Scottish author and preacher George Matheson (1842-1906), who was blind, expressed this prayer: “I have thanked Thee a thousand times for my roses, but never once for my ‘thorn’ . . . . Teach me the glory of my cross; teach me the value of my ‘thorn.’ Show me that I have climbed to Thee by the path of pain. Show me that my tears have made my rainbow.” As we surrender ourselves to the Lord and remember that He is working in everything to accomplish our ultimate good, we can thank Him even when we are pierced by “thorns.” That is why, for Christ’s sake, I delight in weaknesses, in insults, in hardships, in persecutions, in difficulties. For when I am weak, then I am strong.” 2 Corinthians 12:10. Paul referred it as “a messenger from Satan sent to torment me” tells us that this wasn’t just a nagging ache. It was a deep, agonizing pain. Whether it was physical or emotional doesn’t really matter because both can be excruciating and equally devastating. Paul learned to delight in hardship. Weaknesses, insults, persecutions, and difficulties were considered opportunities for God’s power to be perfected in him. What a loving Father! He knows that if our lives were easy, our hearts would wander from Him.
I had a “sticker thorn in the flesh.” I didn’t like it. I wished I didn’t have it. I was exasperated by it. It made everything harder, nearly everything I did harder. It weakened me. I felt that I would be more effective and fruitful without it. I wanted, sometimes in tears, for it to be removed or for more power to overcome it. But it remained. Maybe we are given thorns that significantly weaken us in order to make us ask for help--God's help! From the apostle Paul: To keep me from becoming conceited because of the surpassing greatness of the revelations, a thorn was given me in the flesh, a messenger of Satan to harass me, to keep me from becoming conceited. (2 Corinthians 12:7) The fact that we really don’t know what Paul’s thorn was turns out to be both merciful and instructive to us. It’s merciful because, given the various possibilities, we all can identify with Paul to some degree in our afflictions. It’s instructive because what Paul’s thorn was isn’t the point. The point is what God’s purpose was for the thorn. God disciplines his children with affliction in order to protect them from having their joy destroyed by the sin of pride. Ponder that: pain can protect us from pain; redemptive pain can protect us from destructive pain. Our God is so powerful and so wise that he can work all things — including our satanically delivered thorns/stickers/shards — for our good (Romans 8:28). Just like Paul’s, our thorns weaken us. Sometimes they are visible to others, but often they are hidden from public view, known only to those who know us best. And they are never romantic, never heroic. Rather, they almost always humble us in embarrassing rather than noble ways. They not only seem to impede our effectiveness and fruitfulness, but they also are more likely to detract from rather than enhance our reputations. Which is why we, like Paul, plead with God to remove them (2 Corinthians 12:8).

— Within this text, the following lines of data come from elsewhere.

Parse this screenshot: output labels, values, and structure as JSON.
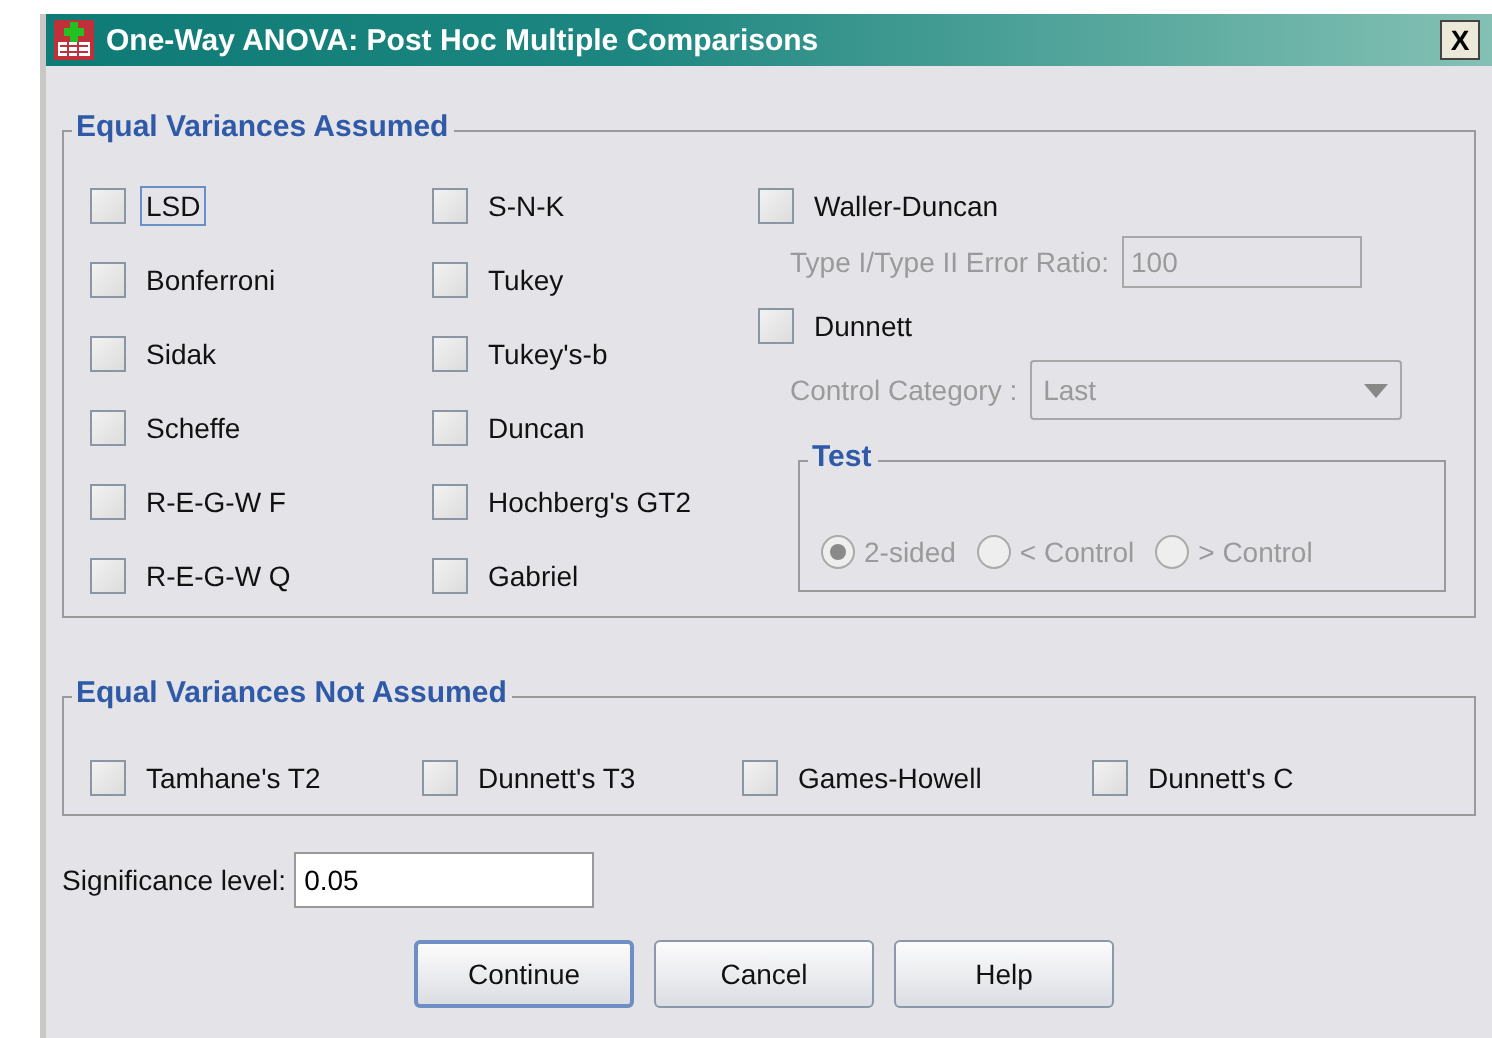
{
  "window": {
    "title": "One-Way ANOVA: Post Hoc Multiple Comparisons",
    "close": "X"
  },
  "equal_variances_assumed": {
    "legend": "Equal Variances Assumed",
    "columns": [
      [
        {
          "label": "LSD",
          "checked": false,
          "focused": true
        },
        {
          "label": "Bonferroni",
          "checked": false,
          "focused": false
        },
        {
          "label": "Sidak",
          "checked": false,
          "focused": false
        },
        {
          "label": "Scheffe",
          "checked": false,
          "focused": false
        },
        {
          "label": "R-E-G-W F",
          "checked": false,
          "focused": false
        },
        {
          "label": "R-E-G-W Q",
          "checked": false,
          "focused": false
        }
      ],
      [
        {
          "label": "S-N-K",
          "checked": false,
          "focused": false
        },
        {
          "label": "Tukey",
          "checked": false,
          "focused": false
        },
        {
          "label": "Tukey's-b",
          "checked": false,
          "focused": false
        },
        {
          "label": "Duncan",
          "checked": false,
          "focused": false
        },
        {
          "label": "Hochberg's GT2",
          "checked": false,
          "focused": false
        },
        {
          "label": "Gabriel",
          "checked": false,
          "focused": false
        }
      ]
    ],
    "waller_duncan": {
      "label": "Waller-Duncan",
      "checked": false
    },
    "error_ratio": {
      "label": "Type I/Type II Error Ratio:",
      "value": "100",
      "disabled": true
    },
    "dunnett": {
      "label": "Dunnett",
      "checked": false
    },
    "control_category": {
      "label": "Control Category :",
      "value": "Last",
      "disabled": true
    },
    "test": {
      "legend": "Test",
      "disabled": true,
      "options": [
        {
          "label": "2-sided",
          "selected": true
        },
        {
          "label": "< Control",
          "selected": false
        },
        {
          "label": "> Control",
          "selected": false
        }
      ]
    }
  },
  "equal_variances_not_assumed": {
    "legend": "Equal Variances Not Assumed",
    "checkboxes": [
      {
        "label": "Tamhane's T2",
        "checked": false
      },
      {
        "label": "Dunnett's T3",
        "checked": false
      },
      {
        "label": "Games-Howell",
        "checked": false
      },
      {
        "label": "Dunnett's C",
        "checked": false
      }
    ]
  },
  "significance_level": {
    "label": "Significance level:",
    "value": "0.05"
  },
  "buttons": [
    {
      "label": "Continue",
      "default": true
    },
    {
      "label": "Cancel",
      "default": false
    },
    {
      "label": "Help",
      "default": false
    }
  ]
}
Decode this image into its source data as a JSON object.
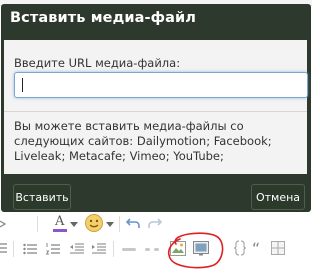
{
  "dialog": {
    "title": "Вставить медиа-файл",
    "url_label": "Введите URL медиа-файла:",
    "url_value": "",
    "info_text": "Вы можете вставить медиа-файлы со следующих сайтов: Dailymotion; Facebook; Liveleak; Metacafe; Vimeo; YouTube;",
    "insert_button": "Вставить",
    "cancel_button": "Отмена"
  },
  "toolbar": {
    "font_color_letter": "A",
    "quote_mark": "“",
    "row1_icons": [
      "indent-icon",
      "font-color-icon",
      "dropdown-icon",
      "smiley-icon",
      "dropdown-icon",
      "undo-icon",
      "redo-icon"
    ],
    "row2_icons": [
      "align-icon",
      "bullet-list-icon",
      "numbered-list-icon",
      "outdent-icon",
      "indent-icon",
      "link-icon",
      "unlink-icon",
      "image-icon",
      "media-icon",
      "code-icon",
      "quote-icon",
      "table-icon"
    ]
  },
  "colors": {
    "dialog_dark": "#2d392d",
    "accent_annotation": "#e02020",
    "input_focus": "#7aa6cf"
  }
}
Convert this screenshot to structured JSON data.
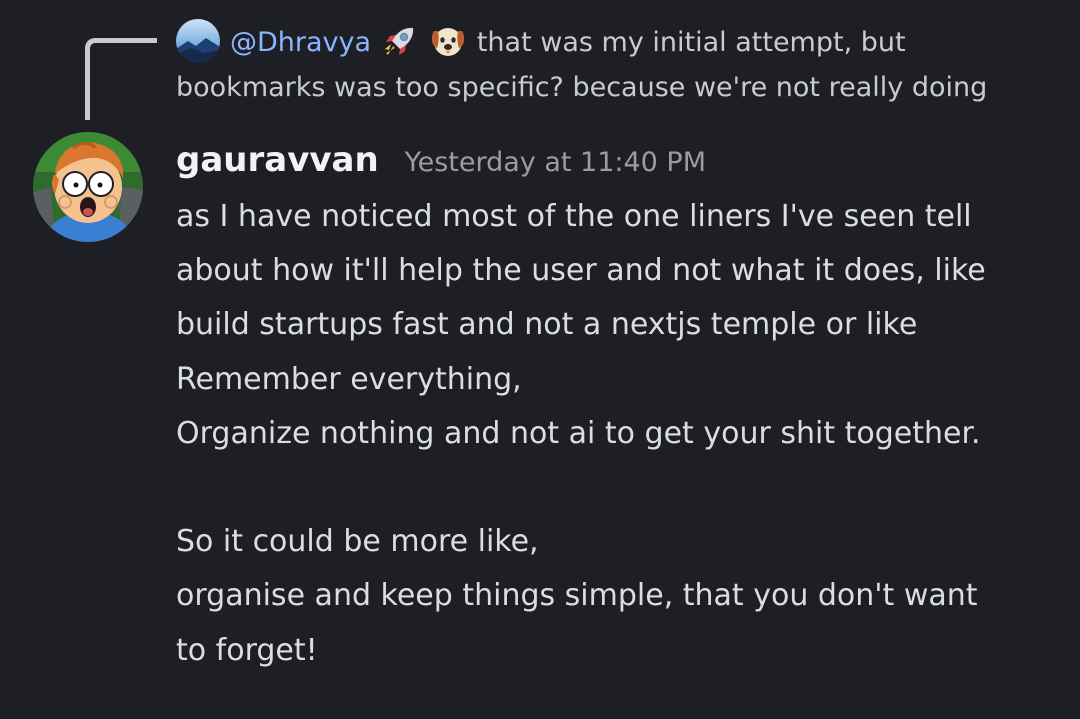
{
  "reply": {
    "mention": "@Dhravya",
    "emojis": [
      "rocket-emoji",
      "dog-emoji"
    ],
    "text": "that was my initial attempt, but bookmarks was too specific? because we're not really doing"
  },
  "message": {
    "username": "gauravvan",
    "timestamp": "Yesterday at 11:40 PM",
    "lines": [
      "as I have noticed most of the one liners I've seen tell",
      "about how it'll help the user and not what it does, like",
      "build startups fast and not a nextjs temple or like",
      "Remember everything,",
      "Organize nothing and not ai to get your shit together.",
      "",
      "So it could be more like,",
      "organise and keep things simple, that you don't want",
      "to forget!"
    ]
  },
  "colors": {
    "background": "#1e1f24",
    "mention": "#8ab4ff",
    "username": "#f2f3f5",
    "timestamp": "#9a9ca3",
    "body_text": "#dbdee1"
  }
}
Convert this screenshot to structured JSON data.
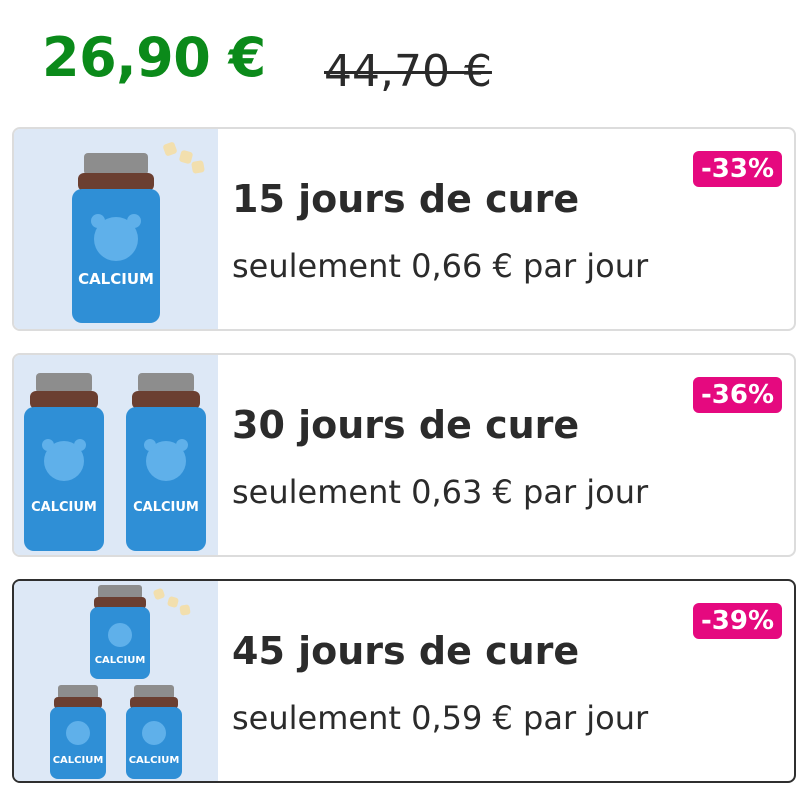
{
  "price": {
    "current": "26,90 €",
    "original": "44,70 €"
  },
  "options": [
    {
      "title": "15 jours de cure",
      "subtitle": "seulement 0,66 € par jour",
      "discount": "-33%",
      "product_label": "CALCIUM",
      "bottles": 1,
      "selected": false
    },
    {
      "title": "30 jours de cure",
      "subtitle": "seulement 0,63 € par jour",
      "discount": "-36%",
      "product_label": "CALCIUM",
      "bottles": 2,
      "selected": false
    },
    {
      "title": "45 jours de cure",
      "subtitle": "seulement 0,59 € par jour",
      "discount": "-39%",
      "product_label": "CALCIUM",
      "bottles": 3,
      "selected": true
    }
  ],
  "colors": {
    "price_green": "#0b8a1a",
    "badge_pink": "#e5097f",
    "bottle_blue": "#2f8fd6",
    "card_image_bg": "#dde8f6"
  }
}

This is the reason we have our thorns. They are weakeners that strengthen us. Without them, we would choose a weaker strength and miss experiencing the glory of God’s powerful grace and realize lesser joys as a result. It’s just one more wonderful kingdom paradox: our agonizing thorns end up producing greater joy in us and ultimately make us more effective and fruitful. The more we press into this paradox, the more we will say with Paul, "Therefore I will boast all the more gladly of my weaknesses, so that the power of Christ may rest upon me. For the sake of Christ, then, I am content with weaknesses, insults, hardships, persecutions, and calamities. For when I am weak, then I am strong." (2 Corinthians 12:9–10)
I can say that I have a deeper appreciation for the purposes of God behind the hard times that come into our lives